hard to manage port forwarding in routers, of course you can configure a
remote GUI login such as RDP and VNC but all these servers only enable
services they need with SSH as their main method of remote administration
to these servers. Then, I found out about SSH tunneling, which is a lifesaver.
There are two main method to tunnel traffic through SSH:

  1. Forward a single port through SSH
  2. Tunneling through SOCKS

The first method is good for temporary tunneling and the second method is good
for when you want to encrypt your traffic. So, I think first method is more
suitable to my case, but you are free to use the second method as well.

Method 1: Forward a single port through SSH

Make sure you know your router IP before you run SSH command, you can just SSH
into your remote machine to get the default using route command. After you
know your remote router IP, you can configure your tunnel using ssh command:

ssh -p [remote ssh port if changed] -L8080:[remote router IP]:80 [username]@[host]

Make sure that you fill in those variables in square brackets. After entering
your user password, you can open your browser and access your router web management
through 127.0.0.1:8080. Make sure that your firewall/iptables are not blocking port 8080.

Method 2: Tunneling through SOCKS

This method forward ports according to the port you specified in your browser
or application. However, it is more complex and usually used to encrypt your
traffic. You create a SOCKS tunnel using ssh command:

ssh -TND 4711 [username]@[host]

Make sure that you fill in those variables in square brackets. After entering
your user password, you need to configure your browser to use SOCKS proxy, you
can find more information on how to configure web browser for SOCKS proxy
here.
Once configured, you need to enter the router's IP to access the router's web
management interface.

Ting Wai

Ting Wai

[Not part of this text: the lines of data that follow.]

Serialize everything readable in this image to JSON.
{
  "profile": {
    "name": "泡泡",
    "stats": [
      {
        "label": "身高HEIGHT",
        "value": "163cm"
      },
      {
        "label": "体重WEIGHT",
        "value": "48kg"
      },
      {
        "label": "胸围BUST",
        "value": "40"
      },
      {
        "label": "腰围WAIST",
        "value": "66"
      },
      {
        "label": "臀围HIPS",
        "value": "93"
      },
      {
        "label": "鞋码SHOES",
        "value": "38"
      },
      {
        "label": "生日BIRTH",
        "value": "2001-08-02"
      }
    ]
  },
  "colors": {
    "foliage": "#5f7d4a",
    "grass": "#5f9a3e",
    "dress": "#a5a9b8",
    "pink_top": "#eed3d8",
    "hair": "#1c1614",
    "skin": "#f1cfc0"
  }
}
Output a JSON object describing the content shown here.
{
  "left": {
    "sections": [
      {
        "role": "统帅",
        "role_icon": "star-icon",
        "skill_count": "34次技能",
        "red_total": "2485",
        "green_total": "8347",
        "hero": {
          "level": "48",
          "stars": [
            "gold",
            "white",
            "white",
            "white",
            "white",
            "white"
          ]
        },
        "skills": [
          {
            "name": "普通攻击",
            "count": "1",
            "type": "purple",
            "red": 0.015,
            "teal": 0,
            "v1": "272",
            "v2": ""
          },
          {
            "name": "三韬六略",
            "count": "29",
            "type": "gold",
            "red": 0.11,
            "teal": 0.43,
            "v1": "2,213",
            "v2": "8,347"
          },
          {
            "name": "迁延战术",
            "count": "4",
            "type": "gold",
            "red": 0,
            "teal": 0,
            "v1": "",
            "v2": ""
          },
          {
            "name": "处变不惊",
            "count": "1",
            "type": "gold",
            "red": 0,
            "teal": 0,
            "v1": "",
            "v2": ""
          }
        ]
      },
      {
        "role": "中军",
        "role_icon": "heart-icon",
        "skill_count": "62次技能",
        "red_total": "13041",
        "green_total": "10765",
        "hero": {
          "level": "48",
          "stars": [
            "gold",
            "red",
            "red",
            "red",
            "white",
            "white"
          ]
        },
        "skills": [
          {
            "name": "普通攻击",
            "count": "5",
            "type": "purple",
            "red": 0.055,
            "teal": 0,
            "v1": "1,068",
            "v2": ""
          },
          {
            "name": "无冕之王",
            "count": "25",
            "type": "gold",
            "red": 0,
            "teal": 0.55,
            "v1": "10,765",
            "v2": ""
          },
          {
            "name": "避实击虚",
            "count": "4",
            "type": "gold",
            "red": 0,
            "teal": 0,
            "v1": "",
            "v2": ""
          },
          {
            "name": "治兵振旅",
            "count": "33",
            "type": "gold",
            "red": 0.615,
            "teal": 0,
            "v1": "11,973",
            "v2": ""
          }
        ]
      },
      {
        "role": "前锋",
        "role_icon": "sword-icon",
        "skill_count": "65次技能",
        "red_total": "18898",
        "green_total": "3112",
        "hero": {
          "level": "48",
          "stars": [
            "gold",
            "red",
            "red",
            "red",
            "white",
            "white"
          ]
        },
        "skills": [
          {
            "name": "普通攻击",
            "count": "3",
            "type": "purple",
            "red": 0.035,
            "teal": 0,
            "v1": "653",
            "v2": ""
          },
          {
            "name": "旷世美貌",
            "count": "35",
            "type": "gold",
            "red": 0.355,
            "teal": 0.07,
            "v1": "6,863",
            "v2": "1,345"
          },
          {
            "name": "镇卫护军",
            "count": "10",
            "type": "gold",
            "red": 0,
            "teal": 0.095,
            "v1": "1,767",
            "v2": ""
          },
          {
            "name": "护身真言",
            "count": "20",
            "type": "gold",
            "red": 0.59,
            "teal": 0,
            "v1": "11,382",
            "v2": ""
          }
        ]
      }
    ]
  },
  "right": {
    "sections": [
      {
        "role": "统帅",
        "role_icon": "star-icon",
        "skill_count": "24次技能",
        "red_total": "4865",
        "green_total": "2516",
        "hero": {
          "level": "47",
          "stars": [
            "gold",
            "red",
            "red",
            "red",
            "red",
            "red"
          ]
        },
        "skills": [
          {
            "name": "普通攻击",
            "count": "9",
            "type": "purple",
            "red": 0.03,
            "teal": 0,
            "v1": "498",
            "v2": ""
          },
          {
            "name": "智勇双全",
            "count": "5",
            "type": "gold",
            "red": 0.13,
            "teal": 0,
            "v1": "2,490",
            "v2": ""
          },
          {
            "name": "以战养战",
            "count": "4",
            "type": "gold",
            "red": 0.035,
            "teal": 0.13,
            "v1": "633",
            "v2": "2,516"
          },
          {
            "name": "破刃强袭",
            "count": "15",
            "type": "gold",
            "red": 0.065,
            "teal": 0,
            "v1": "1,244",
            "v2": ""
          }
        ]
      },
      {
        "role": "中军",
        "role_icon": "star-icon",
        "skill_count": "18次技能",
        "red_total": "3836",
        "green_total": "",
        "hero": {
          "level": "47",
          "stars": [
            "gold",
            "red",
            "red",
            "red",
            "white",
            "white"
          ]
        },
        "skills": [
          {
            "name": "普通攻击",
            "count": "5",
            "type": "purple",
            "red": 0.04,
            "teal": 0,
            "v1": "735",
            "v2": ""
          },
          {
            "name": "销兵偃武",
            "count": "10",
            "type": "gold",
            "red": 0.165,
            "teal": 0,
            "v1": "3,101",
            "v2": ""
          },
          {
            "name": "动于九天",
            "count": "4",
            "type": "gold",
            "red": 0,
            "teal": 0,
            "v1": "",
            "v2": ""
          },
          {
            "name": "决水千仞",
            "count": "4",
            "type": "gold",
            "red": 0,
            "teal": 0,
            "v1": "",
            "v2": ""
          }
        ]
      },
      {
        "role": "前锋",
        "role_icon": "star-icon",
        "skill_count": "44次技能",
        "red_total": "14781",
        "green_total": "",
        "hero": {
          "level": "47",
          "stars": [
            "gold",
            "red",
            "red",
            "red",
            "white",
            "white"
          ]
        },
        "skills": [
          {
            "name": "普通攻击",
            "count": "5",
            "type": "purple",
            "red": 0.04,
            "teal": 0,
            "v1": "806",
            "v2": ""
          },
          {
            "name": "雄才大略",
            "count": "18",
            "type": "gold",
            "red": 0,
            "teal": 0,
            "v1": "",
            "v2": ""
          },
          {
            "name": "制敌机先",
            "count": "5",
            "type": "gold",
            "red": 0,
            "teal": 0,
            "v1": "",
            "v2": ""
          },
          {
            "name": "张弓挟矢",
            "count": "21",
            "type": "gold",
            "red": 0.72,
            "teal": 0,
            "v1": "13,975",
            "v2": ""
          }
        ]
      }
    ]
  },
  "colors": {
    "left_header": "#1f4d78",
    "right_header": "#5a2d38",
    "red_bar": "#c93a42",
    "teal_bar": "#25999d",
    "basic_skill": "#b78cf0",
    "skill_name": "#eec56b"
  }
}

Well versed IT professional based in Kota Kinabalu, Sabah, commonly known as Borneo. I enjoy building robust web application/solution to solve today's organizations' business needs.

https://blog.twcloud.tech/about Land Below the Wind, Malaysia